David D’Souza is the CIPD’s Head of London and a respected speaker and blogger on progressive HR & business practice. David has curated two bestselling HR books as well as being a regular contributor to a number of HR publications. Prior to joining the CIPD, David worked as an independent Organisational Development Consultant, having held previous roles as head of people development at Metrobank and in various HR roles for an international financial services firm.
New research from the CIPD, the professional body for HR and people development, reports that flexible workers in London are more satisfied with their jobs, feel under less pressure and have better work-life balance than those who don’t work flexibly. The CIPD’s survey comes four years after the London 2012 Olympics, which was hoped to be a catalyst for change in terms of how businesses and individuals in London approach flexible working while taking pressure off road and rail infrastructure in and around the capital.
Clear divide in the quality of working lives
There’s a clear divide in the quality of working lives between London workers who work flexibly and those that don’t. The London 2012 Olympics was supposed to have heralded a new dawn for flexible working in the capital but progress appears to have stalled, significantly impacting the quality of people’s working lives and their productivity.
Flexible workers are happier
Flexible workers are happier workers but there is still far too much focus on traditional 9-5 work cultures and an ongoing challenge of businesses placing too much value on time spent at the desk and not enough on people’s actual outputs. Where Londoners are working flexibly, this is mostly restricted to part-time working or flexi-time unless they are a middle or senior manager. Rather than being the preserve of more senior managers, the opportunity to work flexibly in different ways needs to become the norm for many more employees.

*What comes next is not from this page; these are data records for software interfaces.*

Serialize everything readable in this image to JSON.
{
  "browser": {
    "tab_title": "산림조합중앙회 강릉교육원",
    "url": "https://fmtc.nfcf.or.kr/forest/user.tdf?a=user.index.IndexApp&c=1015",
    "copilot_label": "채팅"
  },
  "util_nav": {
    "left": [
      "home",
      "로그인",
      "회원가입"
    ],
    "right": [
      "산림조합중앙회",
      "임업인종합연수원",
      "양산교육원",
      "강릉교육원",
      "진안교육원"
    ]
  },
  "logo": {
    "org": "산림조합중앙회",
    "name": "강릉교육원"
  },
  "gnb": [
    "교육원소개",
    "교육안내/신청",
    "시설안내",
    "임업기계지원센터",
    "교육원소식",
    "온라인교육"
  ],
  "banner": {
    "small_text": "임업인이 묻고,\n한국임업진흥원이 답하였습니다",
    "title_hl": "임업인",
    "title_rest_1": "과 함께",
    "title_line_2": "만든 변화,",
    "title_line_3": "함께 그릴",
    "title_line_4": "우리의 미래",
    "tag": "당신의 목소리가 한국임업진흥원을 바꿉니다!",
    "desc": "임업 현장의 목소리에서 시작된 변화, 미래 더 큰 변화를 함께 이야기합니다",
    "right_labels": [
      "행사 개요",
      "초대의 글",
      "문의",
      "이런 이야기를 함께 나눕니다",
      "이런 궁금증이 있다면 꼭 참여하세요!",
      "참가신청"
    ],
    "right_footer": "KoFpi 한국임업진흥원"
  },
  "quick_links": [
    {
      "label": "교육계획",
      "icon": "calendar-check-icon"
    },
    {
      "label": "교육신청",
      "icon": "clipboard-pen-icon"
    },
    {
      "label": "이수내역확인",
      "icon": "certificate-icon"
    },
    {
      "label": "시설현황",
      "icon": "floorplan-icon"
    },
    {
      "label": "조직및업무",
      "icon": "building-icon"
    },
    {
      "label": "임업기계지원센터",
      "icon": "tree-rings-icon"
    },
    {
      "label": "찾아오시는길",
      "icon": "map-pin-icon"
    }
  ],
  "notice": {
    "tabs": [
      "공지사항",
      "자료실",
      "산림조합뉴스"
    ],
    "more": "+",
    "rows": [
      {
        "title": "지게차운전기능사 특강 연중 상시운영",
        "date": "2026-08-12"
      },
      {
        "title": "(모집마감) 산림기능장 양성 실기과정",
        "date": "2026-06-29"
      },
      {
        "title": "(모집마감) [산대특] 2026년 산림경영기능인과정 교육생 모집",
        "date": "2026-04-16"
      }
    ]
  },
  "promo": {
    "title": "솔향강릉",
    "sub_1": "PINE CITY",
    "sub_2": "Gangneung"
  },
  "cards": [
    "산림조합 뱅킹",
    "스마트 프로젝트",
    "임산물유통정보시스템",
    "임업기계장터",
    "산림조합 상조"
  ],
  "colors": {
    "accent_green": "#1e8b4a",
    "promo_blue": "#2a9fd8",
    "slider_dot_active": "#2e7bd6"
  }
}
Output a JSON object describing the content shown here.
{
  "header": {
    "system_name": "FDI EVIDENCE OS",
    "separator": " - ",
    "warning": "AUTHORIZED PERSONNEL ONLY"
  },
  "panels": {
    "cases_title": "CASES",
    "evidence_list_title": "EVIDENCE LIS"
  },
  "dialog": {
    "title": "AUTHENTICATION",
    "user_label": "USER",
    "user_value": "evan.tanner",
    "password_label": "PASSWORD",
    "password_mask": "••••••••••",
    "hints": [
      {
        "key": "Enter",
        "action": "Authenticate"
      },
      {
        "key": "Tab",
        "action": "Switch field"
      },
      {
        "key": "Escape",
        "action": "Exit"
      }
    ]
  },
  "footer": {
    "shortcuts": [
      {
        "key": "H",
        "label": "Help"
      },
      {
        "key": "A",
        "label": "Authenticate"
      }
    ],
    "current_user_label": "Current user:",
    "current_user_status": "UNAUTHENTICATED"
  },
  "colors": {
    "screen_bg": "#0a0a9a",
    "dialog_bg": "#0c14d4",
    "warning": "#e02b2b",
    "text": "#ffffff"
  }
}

The nature of work is changing
The nature of work is changing. We need real action on flexible working from Government, the new Mayor of London and from businesses. As new generations enter the labour market with different expectations about how they want to work and older generations stay in work longer, the rigid working habits too many employers still abide by will have to change. Of course some people are restricted in their ability to work flexibly because of the nature of their jobs but far too often it’s the attitudes of managers and business leaders that are the major obstacles to increasing the use of different types of flexible working.

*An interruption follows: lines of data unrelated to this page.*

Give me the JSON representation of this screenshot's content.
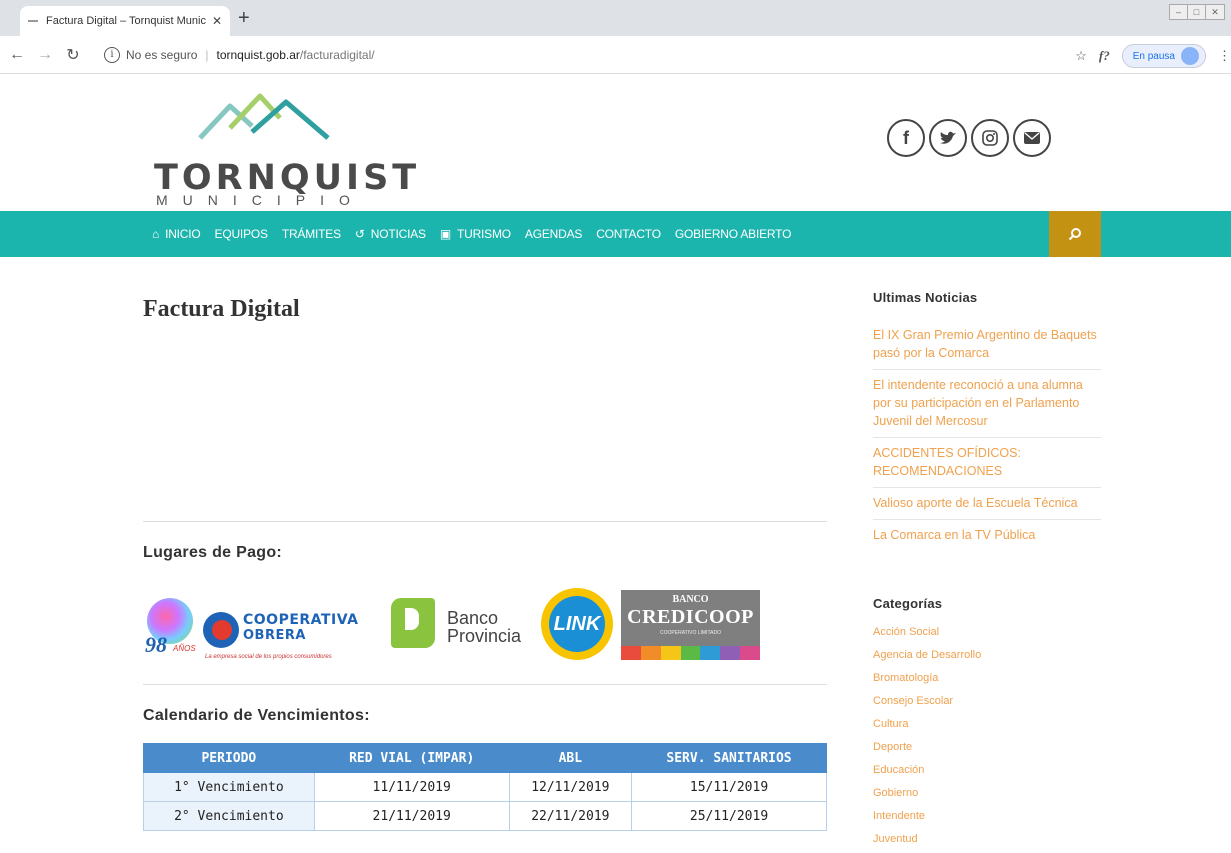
{
  "browser": {
    "tab_title": "Factura Digital – Tornquist Municipio",
    "tab_close": "✕",
    "new_tab": "+",
    "security": "No es seguro",
    "url_host": "tornquist.gob.ar",
    "url_path": "/facturadigital/",
    "bookmark_icon": "☆",
    "ext_label": "f?",
    "pausa_label": "En pausa",
    "menu_icon": "⋮"
  },
  "site": {
    "logo_word": "TORNQUIST",
    "logo_sub": "MUNICIPIO",
    "social": [
      "f",
      "t",
      "i",
      "✉"
    ]
  },
  "nav": {
    "items": [
      {
        "label": "INICIO",
        "icon": "home-icon"
      },
      {
        "label": "EQUIPOS"
      },
      {
        "label": "TRÁMITES"
      },
      {
        "label": "NOTICIAS",
        "icon": "history-icon"
      },
      {
        "label": "TURISMO",
        "icon": "image-icon"
      },
      {
        "label": "AGENDAS"
      },
      {
        "label": "CONTACTO"
      },
      {
        "label": "GOBIERNO ABIERTO"
      }
    ],
    "search_icon": "⌕"
  },
  "main": {
    "title": "Factura Digital",
    "lugares_heading": "Lugares de Pago:",
    "logos": {
      "coop_years": "98",
      "coop_anos": "AÑOS",
      "coop_line1": "COOPERATIVA",
      "coop_line2": "OBRERA",
      "coop_tagline": "La empresa social de los propios consumidores",
      "bprov_line1": "Banco",
      "bprov_line2": "Provincia",
      "link_text": "LINK",
      "credi_top": "BANCO",
      "credi_main": "CREDICOOP",
      "credi_sub": "COOPERATIVO LIMITADO"
    },
    "calendar_heading": "Calendario de Vencimientos:",
    "table": {
      "headers": [
        "PERIODO",
        "RED VIAL (IMPAR)",
        "ABL",
        "SERV. SANITARIOS"
      ],
      "rows": [
        [
          "1° Vencimiento",
          "11/11/2019",
          "12/11/2019",
          "15/11/2019"
        ],
        [
          "2° Vencimiento",
          "21/11/2019",
          "22/11/2019",
          "25/11/2019"
        ]
      ]
    }
  },
  "sidebar": {
    "news_heading": "Ultimas Noticias",
    "news": [
      "El IX Gran Premio Argentino de Baquets pasó por la Comarca",
      "El intendente reconoció a una alumna por su participación en el Parlamento Juvenil del Mercosur",
      "ACCIDENTES OFÍDICOS: RECOMENDACIONES",
      "Valioso aporte de la Escuela Técnica",
      "La Comarca en la TV Pública"
    ],
    "categories_heading": "Categorías",
    "categories": [
      "Acción Social",
      "Agencia de Desarrollo",
      "Bromatología",
      "Consejo Escolar",
      "Cultura",
      "Deporte",
      "Educación",
      "Gobierno",
      "Intendente",
      "Juventud"
    ]
  }
}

The next Mayor of London should work with employers and bodies like the CIPD to lead a campaign to change attitudes, learn from best practice and expand the types of flexible working available. This should help to positively reshape work in London and open up employment opportunities for key groups who can struggle with the typical 9-5, office based working arrangement, such those who need to balance working life with caring duties and studying.
The CIPD’s research highlights the positive impact that flexible working has on the working lives of those people living in London:

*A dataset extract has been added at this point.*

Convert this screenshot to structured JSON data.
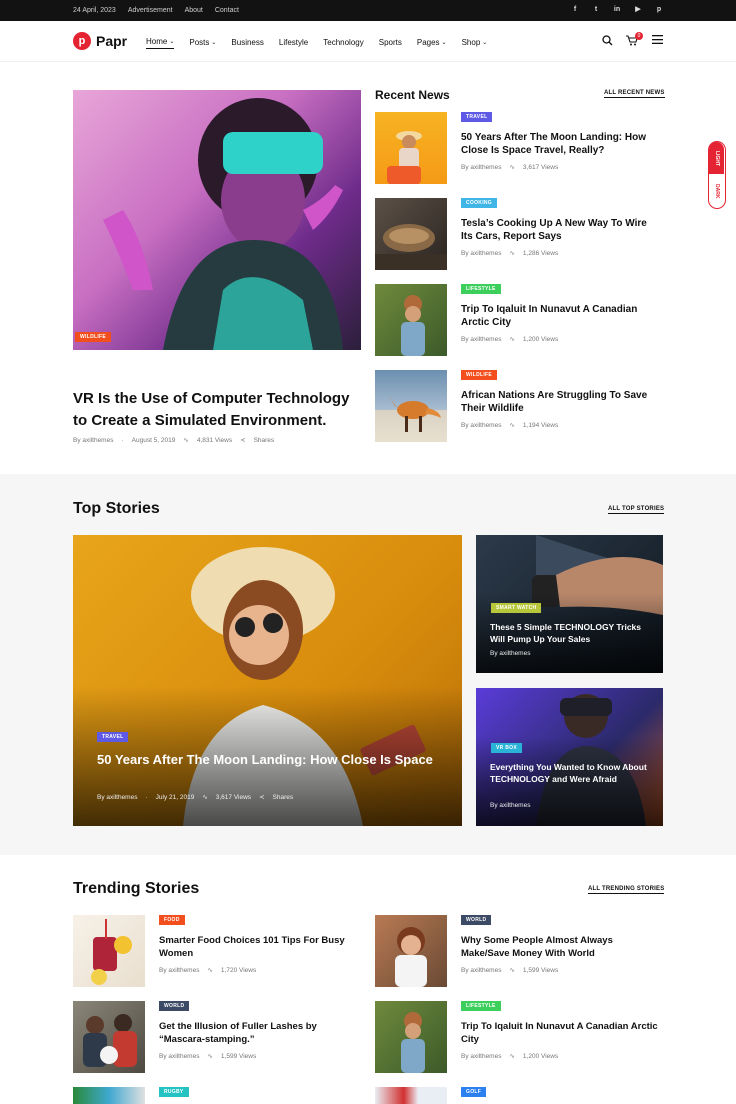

- Almost seven in ten (69%) employees living in London who work flexibly report they are satisfied or very satisfied with their jobs, compared to 52% of employees that don’t work flexibly.
- Just 24% of flexible workers living in London report being under excessive pressure every day or once or twice a week, compared to 42% of non-flexible workers.
- Almost a quarter (23%) of flexibly working Londoners are very satisfied with their work-life balance compared to just one in ten (10%) who don’t work flexibly.
- The top benefits of flexible working cited by employees living in London who already work flexibly are: better work-life balance (53%), less time spent commuting (32%), reduced stress (30%), improved productivity (30%).
Opportunity through work: A manifesto for London
The CIPD has developed Opportunity through work: A manifesto for London – a policy programme from the CIPD which calls on the next Mayor of London to champion better work and working lives in the capital through:
- boosting productivity and skills utilisation in the London labour market
- supporting diversity and inclusion and opportunities that enable people of all ages to succeed in London’s competitive labour market
- championing flexible working
- protecting the lowest paid in London
- encouraging London’s biggest organisations to take a long-term, people focused approach to corporate governance